Mammoet was contracted to move and install four new gates for Terminal C at Dallas-Fort Worth Airport in Texas. The modules, which were broken up into six prefabricated pieces, were the first loads to be moved by Mammoet’s newly innovated Mega Jack 300 jacking cradles.
The conventional approach to jacking operations often requires ‘falsework’, whereby the load is moved onto temporary steel support structures. This jacking cradle technology creates a new way of transporting and jacking that eliminates the need for this extra work.
The Mega Jack 300 cradle is an in-house designed piece of equipment that allows the existing Mega Jack 300 to be positioned and operated between SPMTs, which allows the jacking and transport to be completed simultaneously - leading to more cost-effective, sustainable, and safer operations.
Mammoet’s scope included moving each module from the fabrication yard, through the airfield, to Terminal C – approximately one mile (1.6km). To minimize disruption to the busy airport, mechanics and spare equipment was brought in on stand-by to ensure the runways would be able to reopen as scheduled. Each module was made of concrete, steel, and glass, with the largest measuring approximately 26m (84ft.) long, 29m long (~95 ft.) wide and 11 m high (~38 ft.) and weighing a total of 512t.
Mammoet received the modules using of three trains of SPMT, totaling 51 axle-lines, with six Mega Jack 300 cradle systems attached. In order to get to Terminal C, the route crossed underneath the active Skylink Train, which connects passengers between terminals.
After passing through with a clearance of approximately 15 centimeters (6 inches) between the cargo and train track, each module was then carefully rotated and positioned in the designated jacking area in front of the foundation. With the trailers in place, the load was jacked up roughly 2 meters (~6 ft.) which allowed the modules to pass over the foundation’s anchor bolts.
The columns that would support these structures were already in position. From here, transport of each section through this path of columns began, with a total distance of 173 meters (567 ft.) for the first and furthest traveling building.
The route involved a challenging turn with only a few centimeters of clearance between the trailers and columns. Finally, with each building’s legs in the desired location and with the use of trailer’s hydraulics, the loads could be installed in their final location to allow the client to weld between building and foundations.

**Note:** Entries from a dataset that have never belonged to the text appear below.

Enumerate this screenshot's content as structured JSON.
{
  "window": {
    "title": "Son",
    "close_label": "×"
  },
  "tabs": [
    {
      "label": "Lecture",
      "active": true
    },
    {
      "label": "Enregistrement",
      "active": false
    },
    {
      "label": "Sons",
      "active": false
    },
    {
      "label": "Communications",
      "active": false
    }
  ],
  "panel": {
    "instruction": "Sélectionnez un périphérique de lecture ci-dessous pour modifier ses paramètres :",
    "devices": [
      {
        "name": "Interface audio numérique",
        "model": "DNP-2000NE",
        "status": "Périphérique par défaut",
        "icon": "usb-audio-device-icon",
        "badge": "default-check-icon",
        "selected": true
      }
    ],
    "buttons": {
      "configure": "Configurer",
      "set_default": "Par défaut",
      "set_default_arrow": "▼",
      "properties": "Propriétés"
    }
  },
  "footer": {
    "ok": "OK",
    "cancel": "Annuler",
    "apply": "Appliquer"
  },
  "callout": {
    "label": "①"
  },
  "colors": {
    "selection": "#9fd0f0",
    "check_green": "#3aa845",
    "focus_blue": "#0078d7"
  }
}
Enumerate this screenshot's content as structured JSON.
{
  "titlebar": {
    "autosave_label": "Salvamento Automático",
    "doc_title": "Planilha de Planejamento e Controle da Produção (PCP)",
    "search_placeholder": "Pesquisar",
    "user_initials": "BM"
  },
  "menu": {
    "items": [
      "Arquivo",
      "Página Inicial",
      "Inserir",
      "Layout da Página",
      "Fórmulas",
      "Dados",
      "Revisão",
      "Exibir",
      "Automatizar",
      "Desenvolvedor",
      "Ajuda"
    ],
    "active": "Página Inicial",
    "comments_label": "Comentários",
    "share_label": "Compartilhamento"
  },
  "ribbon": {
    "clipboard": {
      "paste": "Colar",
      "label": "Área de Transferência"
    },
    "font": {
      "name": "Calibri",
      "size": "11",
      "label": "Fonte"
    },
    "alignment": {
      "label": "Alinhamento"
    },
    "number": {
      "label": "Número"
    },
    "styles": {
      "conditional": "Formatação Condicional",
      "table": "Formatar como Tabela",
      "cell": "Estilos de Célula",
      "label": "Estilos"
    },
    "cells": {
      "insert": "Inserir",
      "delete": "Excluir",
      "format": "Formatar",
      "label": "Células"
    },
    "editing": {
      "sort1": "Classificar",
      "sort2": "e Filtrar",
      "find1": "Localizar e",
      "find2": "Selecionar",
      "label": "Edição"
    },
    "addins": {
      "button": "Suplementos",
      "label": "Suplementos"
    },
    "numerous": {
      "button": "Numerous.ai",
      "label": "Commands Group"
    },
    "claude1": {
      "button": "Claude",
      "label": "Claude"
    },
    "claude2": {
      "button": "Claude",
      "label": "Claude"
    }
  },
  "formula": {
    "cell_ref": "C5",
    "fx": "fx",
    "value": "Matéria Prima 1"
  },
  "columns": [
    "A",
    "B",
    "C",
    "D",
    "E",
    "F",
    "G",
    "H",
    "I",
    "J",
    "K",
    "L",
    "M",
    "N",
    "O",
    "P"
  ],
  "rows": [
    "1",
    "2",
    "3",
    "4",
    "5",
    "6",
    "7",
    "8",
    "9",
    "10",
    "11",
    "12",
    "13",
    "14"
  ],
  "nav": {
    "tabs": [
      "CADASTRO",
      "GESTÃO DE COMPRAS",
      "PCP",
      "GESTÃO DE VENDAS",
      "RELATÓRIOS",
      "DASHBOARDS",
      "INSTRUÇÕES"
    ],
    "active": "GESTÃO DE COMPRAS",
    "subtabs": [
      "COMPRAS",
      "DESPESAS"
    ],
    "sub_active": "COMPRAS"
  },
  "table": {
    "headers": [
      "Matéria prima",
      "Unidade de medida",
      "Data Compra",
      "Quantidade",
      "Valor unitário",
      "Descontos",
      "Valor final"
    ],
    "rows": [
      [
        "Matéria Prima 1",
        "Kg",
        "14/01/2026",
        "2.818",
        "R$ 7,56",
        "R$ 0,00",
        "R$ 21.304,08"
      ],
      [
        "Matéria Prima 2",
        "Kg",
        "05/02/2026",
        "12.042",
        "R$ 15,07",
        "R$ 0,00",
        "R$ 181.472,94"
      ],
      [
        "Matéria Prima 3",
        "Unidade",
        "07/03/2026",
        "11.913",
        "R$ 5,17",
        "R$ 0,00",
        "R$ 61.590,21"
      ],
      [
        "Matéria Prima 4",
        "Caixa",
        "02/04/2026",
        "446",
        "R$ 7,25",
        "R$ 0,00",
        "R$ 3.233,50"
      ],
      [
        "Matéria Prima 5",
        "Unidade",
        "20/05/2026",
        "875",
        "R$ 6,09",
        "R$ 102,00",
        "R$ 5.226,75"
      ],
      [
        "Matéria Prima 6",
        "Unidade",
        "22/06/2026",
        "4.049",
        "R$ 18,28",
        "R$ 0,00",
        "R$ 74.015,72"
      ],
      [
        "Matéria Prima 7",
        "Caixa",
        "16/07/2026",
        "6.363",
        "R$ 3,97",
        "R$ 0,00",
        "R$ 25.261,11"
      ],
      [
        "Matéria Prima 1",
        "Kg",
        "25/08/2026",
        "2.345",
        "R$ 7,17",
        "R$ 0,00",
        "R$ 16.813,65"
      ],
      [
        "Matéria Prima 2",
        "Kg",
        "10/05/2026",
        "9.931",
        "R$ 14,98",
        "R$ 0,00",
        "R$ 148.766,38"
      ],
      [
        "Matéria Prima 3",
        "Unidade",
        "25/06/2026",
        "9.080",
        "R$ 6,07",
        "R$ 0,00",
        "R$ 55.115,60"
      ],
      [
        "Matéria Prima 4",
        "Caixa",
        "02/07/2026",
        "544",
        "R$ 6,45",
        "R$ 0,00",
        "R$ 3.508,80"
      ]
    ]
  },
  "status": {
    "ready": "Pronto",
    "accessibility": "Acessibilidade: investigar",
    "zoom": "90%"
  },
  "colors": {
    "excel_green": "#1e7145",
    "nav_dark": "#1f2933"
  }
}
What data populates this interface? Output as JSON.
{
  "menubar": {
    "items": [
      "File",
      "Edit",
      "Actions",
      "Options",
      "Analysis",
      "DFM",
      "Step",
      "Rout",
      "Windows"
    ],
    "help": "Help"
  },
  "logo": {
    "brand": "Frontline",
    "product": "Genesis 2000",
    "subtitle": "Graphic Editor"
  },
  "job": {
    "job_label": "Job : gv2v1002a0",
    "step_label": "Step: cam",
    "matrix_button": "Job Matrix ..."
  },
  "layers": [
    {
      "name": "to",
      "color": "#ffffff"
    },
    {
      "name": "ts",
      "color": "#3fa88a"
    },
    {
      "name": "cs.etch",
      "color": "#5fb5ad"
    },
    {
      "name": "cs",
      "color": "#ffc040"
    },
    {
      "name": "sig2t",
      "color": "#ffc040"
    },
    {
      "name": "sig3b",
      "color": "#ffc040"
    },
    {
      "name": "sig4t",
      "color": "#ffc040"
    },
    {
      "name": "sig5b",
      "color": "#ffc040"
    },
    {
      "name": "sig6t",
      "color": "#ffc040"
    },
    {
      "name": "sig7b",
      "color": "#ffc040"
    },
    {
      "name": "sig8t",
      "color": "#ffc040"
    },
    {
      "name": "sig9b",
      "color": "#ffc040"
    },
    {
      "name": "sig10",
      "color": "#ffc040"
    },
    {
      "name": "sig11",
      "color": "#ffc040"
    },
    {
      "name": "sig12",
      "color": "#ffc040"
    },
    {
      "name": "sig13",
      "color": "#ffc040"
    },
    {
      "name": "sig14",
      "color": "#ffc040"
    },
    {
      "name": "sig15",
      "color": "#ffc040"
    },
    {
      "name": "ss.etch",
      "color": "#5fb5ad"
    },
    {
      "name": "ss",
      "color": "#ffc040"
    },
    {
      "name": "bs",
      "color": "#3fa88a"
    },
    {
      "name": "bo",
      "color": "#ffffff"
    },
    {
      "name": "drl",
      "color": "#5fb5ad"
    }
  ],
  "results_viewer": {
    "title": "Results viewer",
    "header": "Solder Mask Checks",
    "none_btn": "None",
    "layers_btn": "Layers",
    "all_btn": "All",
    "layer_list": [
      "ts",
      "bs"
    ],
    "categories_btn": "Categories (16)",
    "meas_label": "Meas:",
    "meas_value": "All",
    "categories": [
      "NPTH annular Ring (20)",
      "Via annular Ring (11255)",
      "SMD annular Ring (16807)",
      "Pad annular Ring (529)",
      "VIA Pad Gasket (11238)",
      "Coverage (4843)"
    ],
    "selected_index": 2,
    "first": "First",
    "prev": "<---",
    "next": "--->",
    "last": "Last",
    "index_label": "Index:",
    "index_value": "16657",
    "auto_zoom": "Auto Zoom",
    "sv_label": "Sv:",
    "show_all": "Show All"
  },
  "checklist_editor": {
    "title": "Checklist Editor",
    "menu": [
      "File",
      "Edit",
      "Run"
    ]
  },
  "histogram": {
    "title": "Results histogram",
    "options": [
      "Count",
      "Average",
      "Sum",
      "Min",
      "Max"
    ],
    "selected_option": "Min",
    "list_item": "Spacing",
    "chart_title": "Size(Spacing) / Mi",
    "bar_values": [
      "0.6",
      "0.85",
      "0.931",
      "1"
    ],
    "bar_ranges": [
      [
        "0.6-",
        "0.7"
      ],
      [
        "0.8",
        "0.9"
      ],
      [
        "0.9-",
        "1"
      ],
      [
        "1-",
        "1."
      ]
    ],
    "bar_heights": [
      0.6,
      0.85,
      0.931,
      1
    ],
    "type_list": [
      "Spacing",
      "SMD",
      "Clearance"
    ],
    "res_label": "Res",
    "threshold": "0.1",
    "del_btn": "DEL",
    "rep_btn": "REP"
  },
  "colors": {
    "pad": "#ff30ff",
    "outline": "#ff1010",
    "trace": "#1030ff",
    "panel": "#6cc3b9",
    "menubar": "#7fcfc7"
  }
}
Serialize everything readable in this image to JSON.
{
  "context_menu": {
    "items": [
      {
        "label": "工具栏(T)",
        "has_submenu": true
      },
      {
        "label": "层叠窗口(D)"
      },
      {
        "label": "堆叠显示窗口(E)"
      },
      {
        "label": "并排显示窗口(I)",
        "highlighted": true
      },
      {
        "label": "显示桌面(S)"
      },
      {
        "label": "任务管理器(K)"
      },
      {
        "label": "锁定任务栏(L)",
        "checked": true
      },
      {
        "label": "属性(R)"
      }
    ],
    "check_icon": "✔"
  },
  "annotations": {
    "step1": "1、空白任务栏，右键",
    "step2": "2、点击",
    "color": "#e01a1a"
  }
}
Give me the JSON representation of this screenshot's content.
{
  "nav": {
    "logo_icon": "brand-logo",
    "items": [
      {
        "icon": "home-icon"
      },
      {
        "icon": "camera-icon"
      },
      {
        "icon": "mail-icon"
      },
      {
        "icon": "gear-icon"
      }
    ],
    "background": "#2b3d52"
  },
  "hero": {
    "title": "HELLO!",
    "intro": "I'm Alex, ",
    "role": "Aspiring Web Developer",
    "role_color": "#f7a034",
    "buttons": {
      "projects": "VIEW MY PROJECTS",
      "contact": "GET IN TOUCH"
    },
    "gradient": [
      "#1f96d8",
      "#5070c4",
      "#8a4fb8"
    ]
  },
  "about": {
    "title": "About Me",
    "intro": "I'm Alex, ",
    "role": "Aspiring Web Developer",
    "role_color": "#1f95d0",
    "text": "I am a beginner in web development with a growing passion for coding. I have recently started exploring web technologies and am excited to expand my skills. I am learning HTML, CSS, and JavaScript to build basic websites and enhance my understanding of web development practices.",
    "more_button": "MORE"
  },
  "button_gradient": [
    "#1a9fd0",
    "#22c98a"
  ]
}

This innovative approach using these jacking cradles resulted in a 20% savings on the overall schedule, with each module transport journey took just under one hour. The entire process of transport, positioning under the Skylink Train, raise and install per module was completed within a twelve-hour shift. The opening of the new gates is scheduled for June 2022.